If you’ve been denied credit or insurance or didn’t get the rate or terms you want, Victory State Banks suggests you ask these questions:

Ask the creditor or insurance company if a credit scoring system was used. If it was, ask what characteristics or factors were used in the system, and how you can improve your application.

If you receive a notice explaining that you are being offered less favorable credit terms than those offered to most other consumers, ask the creditor or insurance company why you aren’t getting its best offer.

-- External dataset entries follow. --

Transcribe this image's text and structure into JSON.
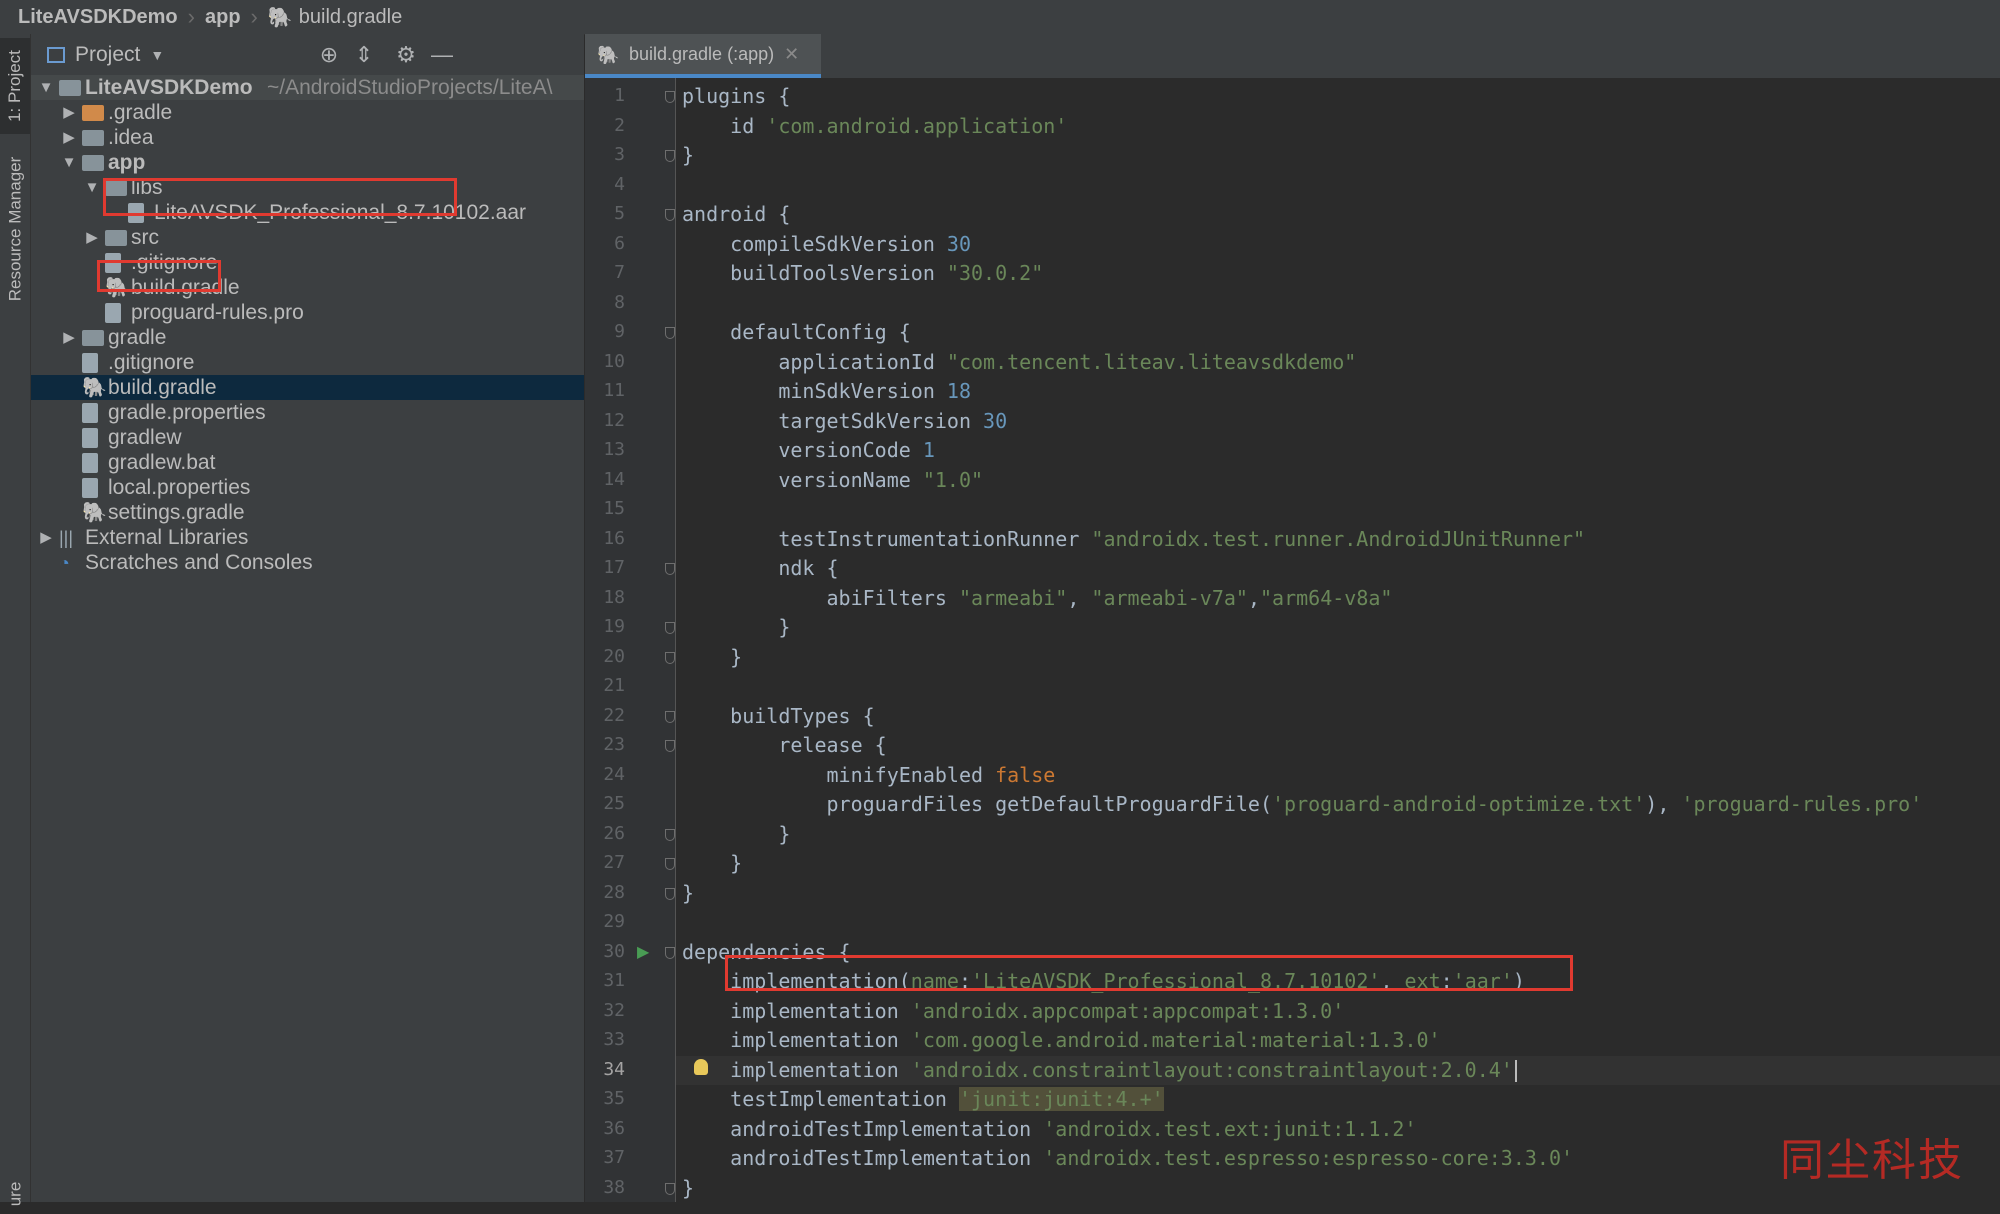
{
  "breadcrumb": {
    "project": "LiteAVSDKDemo",
    "module": "app",
    "file": "build.gradle"
  },
  "tool_strip": {
    "project_tab": "1: Project",
    "resource_tab": "Resource Manager",
    "bottom_tab": "ure"
  },
  "project_panel": {
    "title": "Project",
    "tree": [
      {
        "label": "LiteAVSDKDemo",
        "suffix": "~/AndroidStudioProjects/LiteA\\",
        "depth": 0,
        "arrow": "down",
        "icon": "module-folder-icon",
        "bold": true
      },
      {
        "label": ".gradle",
        "depth": 1,
        "arrow": "right",
        "icon": "orange-folder-icon"
      },
      {
        "label": ".idea",
        "depth": 1,
        "arrow": "right",
        "icon": "folder-icon"
      },
      {
        "label": "app",
        "depth": 1,
        "arrow": "down",
        "icon": "module-folder-icon",
        "bold": true
      },
      {
        "label": "libs",
        "depth": 2,
        "arrow": "down",
        "icon": "folder-icon"
      },
      {
        "label": "LiteAVSDK_Professional_8.7.10102.aar",
        "depth": 3,
        "arrow": "",
        "icon": "aar-file-icon",
        "highlighted": true
      },
      {
        "label": "src",
        "depth": 2,
        "arrow": "right",
        "icon": "folder-icon"
      },
      {
        "label": ".gitignore",
        "depth": 2,
        "arrow": "",
        "icon": "ignore-file-icon"
      },
      {
        "label": "build.gradle",
        "depth": 2,
        "arrow": "",
        "icon": "gradle-icon",
        "highlighted": true
      },
      {
        "label": "proguard-rules.pro",
        "depth": 2,
        "arrow": "",
        "icon": "text-file-icon"
      },
      {
        "label": "gradle",
        "depth": 1,
        "arrow": "right",
        "icon": "folder-icon"
      },
      {
        "label": ".gitignore",
        "depth": 1,
        "arrow": "",
        "icon": "ignore-file-icon"
      },
      {
        "label": "build.gradle",
        "depth": 1,
        "arrow": "",
        "icon": "gradle-icon",
        "selected": true
      },
      {
        "label": "gradle.properties",
        "depth": 1,
        "arrow": "",
        "icon": "properties-file-icon"
      },
      {
        "label": "gradlew",
        "depth": 1,
        "arrow": "",
        "icon": "terminal-file-icon"
      },
      {
        "label": "gradlew.bat",
        "depth": 1,
        "arrow": "",
        "icon": "text-file-icon"
      },
      {
        "label": "local.properties",
        "depth": 1,
        "arrow": "",
        "icon": "properties-file-icon"
      },
      {
        "label": "settings.gradle",
        "depth": 1,
        "arrow": "",
        "icon": "gradle-icon"
      },
      {
        "label": "External Libraries",
        "depth": 0,
        "arrow": "right",
        "icon": "libraries-icon"
      },
      {
        "label": "Scratches and Consoles",
        "depth": 0,
        "arrow": "",
        "icon": "scratches-icon"
      }
    ]
  },
  "editor": {
    "tab_label": "build.gradle (:app)",
    "current_line": 34,
    "lines": [
      {
        "n": "1",
        "fold": true,
        "t": [
          [
            "plugins {",
            ""
          ]
        ]
      },
      {
        "n": "2",
        "t": [
          [
            "    id ",
            ""
          ],
          [
            "'com.android.application'",
            "s"
          ]
        ]
      },
      {
        "n": "3",
        "fold": true,
        "t": [
          [
            "}",
            ""
          ]
        ]
      },
      {
        "n": "4",
        "t": []
      },
      {
        "n": "5",
        "fold": true,
        "t": [
          [
            "android {",
            ""
          ]
        ]
      },
      {
        "n": "6",
        "t": [
          [
            "    compileSdkVersion ",
            ""
          ],
          [
            "30",
            "n"
          ]
        ]
      },
      {
        "n": "7",
        "t": [
          [
            "    buildToolsVersion ",
            ""
          ],
          [
            "\"30.0.2\"",
            "s"
          ]
        ]
      },
      {
        "n": "8",
        "t": []
      },
      {
        "n": "9",
        "fold": true,
        "t": [
          [
            "    defaultConfig {",
            ""
          ]
        ]
      },
      {
        "n": "10",
        "t": [
          [
            "        applicationId ",
            ""
          ],
          [
            "\"com.tencent.liteav.liteavsdkdemo\"",
            "s"
          ]
        ]
      },
      {
        "n": "11",
        "t": [
          [
            "        minSdkVersion ",
            ""
          ],
          [
            "18",
            "n"
          ]
        ]
      },
      {
        "n": "12",
        "t": [
          [
            "        targetSdkVersion ",
            ""
          ],
          [
            "30",
            "n"
          ]
        ]
      },
      {
        "n": "13",
        "t": [
          [
            "        versionCode ",
            ""
          ],
          [
            "1",
            "n"
          ]
        ]
      },
      {
        "n": "14",
        "t": [
          [
            "        versionName ",
            ""
          ],
          [
            "\"1.0\"",
            "s"
          ]
        ]
      },
      {
        "n": "15",
        "t": []
      },
      {
        "n": "16",
        "t": [
          [
            "        testInstrumentationRunner ",
            ""
          ],
          [
            "\"androidx.test.runner.AndroidJUnitRunner\"",
            "s"
          ]
        ]
      },
      {
        "n": "17",
        "fold": true,
        "t": [
          [
            "        ndk {",
            ""
          ]
        ]
      },
      {
        "n": "18",
        "t": [
          [
            "            abiFilters ",
            ""
          ],
          [
            "\"armeabi\"",
            "s"
          ],
          [
            ", ",
            ""
          ],
          [
            "\"armeabi-v7a\"",
            "s"
          ],
          [
            ",",
            ""
          ],
          [
            "\"arm64-v8a\"",
            "s"
          ]
        ]
      },
      {
        "n": "19",
        "fold": true,
        "t": [
          [
            "        }",
            ""
          ]
        ]
      },
      {
        "n": "20",
        "fold": true,
        "t": [
          [
            "    }",
            ""
          ]
        ]
      },
      {
        "n": "21",
        "t": []
      },
      {
        "n": "22",
        "fold": true,
        "t": [
          [
            "    buildTypes {",
            ""
          ]
        ]
      },
      {
        "n": "23",
        "fold": true,
        "t": [
          [
            "        release {",
            ""
          ]
        ]
      },
      {
        "n": "24",
        "t": [
          [
            "            minifyEnabled ",
            ""
          ],
          [
            "false",
            "k"
          ]
        ]
      },
      {
        "n": "25",
        "t": [
          [
            "            proguardFiles getDefaultProguardFile(",
            ""
          ],
          [
            "'proguard-android-optimize.txt'",
            "s"
          ],
          [
            "), ",
            ""
          ],
          [
            "'proguard-rules.pro'",
            "s"
          ]
        ]
      },
      {
        "n": "26",
        "fold": true,
        "t": [
          [
            "        }",
            ""
          ]
        ]
      },
      {
        "n": "27",
        "fold": true,
        "t": [
          [
            "    }",
            ""
          ]
        ]
      },
      {
        "n": "28",
        "fold": true,
        "t": [
          [
            "}",
            ""
          ]
        ]
      },
      {
        "n": "29",
        "t": []
      },
      {
        "n": "30",
        "fold": true,
        "run": true,
        "t": [
          [
            "dependencies {",
            ""
          ]
        ]
      },
      {
        "n": "31",
        "t": [
          [
            "    implementation(",
            ""
          ],
          [
            "name",
            "s"
          ],
          [
            ":",
            ""
          ],
          [
            "'LiteAVSDK_Professional_8.7.10102'",
            "s"
          ],
          [
            ", ",
            ""
          ],
          [
            "ext",
            "s"
          ],
          [
            ":",
            ""
          ],
          [
            "'aar'",
            "s"
          ],
          [
            ")",
            ""
          ]
        ]
      },
      {
        "n": "32",
        "t": [
          [
            "    implementation ",
            ""
          ],
          [
            "'androidx.appcompat:appcompat:1.3.0'",
            "s"
          ]
        ]
      },
      {
        "n": "33",
        "t": [
          [
            "    implementation ",
            ""
          ],
          [
            "'com.google.android.material:material:1.3.0'",
            "s"
          ]
        ]
      },
      {
        "n": "34",
        "bulb": true,
        "t": [
          [
            "    implementation ",
            ""
          ],
          [
            "'androidx.constraintlayout:constraintlayout:2.0.4'",
            "s"
          ]
        ]
      },
      {
        "n": "35",
        "t": [
          [
            "    testImplementation ",
            ""
          ],
          [
            "'junit:junit:4.+'",
            "s warn"
          ]
        ]
      },
      {
        "n": "36",
        "t": [
          [
            "    androidTestImplementation ",
            ""
          ],
          [
            "'androidx.test.ext:junit:1.1.2'",
            "s"
          ]
        ]
      },
      {
        "n": "37",
        "t": [
          [
            "    androidTestImplementation ",
            ""
          ],
          [
            "'androidx.test.espresso:espresso-core:3.3.0'",
            "s"
          ]
        ]
      },
      {
        "n": "38",
        "fold": true,
        "t": [
          [
            "}",
            ""
          ]
        ]
      }
    ]
  },
  "watermark": "同尘科技",
  "colors": {
    "highlight_box": "#e03a30",
    "selection": "#0d293e",
    "string": "#6a8759",
    "number": "#6897bb",
    "keyword": "#cc7832"
  }
}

If you are denied credit or not offered the best rate available because of inaccuracies in your credit report, be sure to dispute the inaccurate information with the credit reporting company. To learn more about this right, see Disputing Errors on Credit Reports.

 

 

 

About Victory State Bank:

VSB Bancorp, Inc. (OTC: VSBN) is the one-bank holding company for Victory State Bank. As Staten Island, N.Y.’s only community-based commercial bank, Victory State Bank operates five full-service locations on the Island: The main office in the community of Great Kills, and branches in the communities of West Brighton, St. George, Dongan Hills and Rosebank. For additional information, Victory State Bank may be reached at 718-979-1100 or visited online http://www.victorystatebank.com.

Media Inquiries:

Relevant Public Relations, LLC

Headquarters: 718 682 1509

http://www.RelevantPR.com

Mobile: 917 715 8761

Email:  This email address is being protected from spambots. You need JavaScript enabled to view it.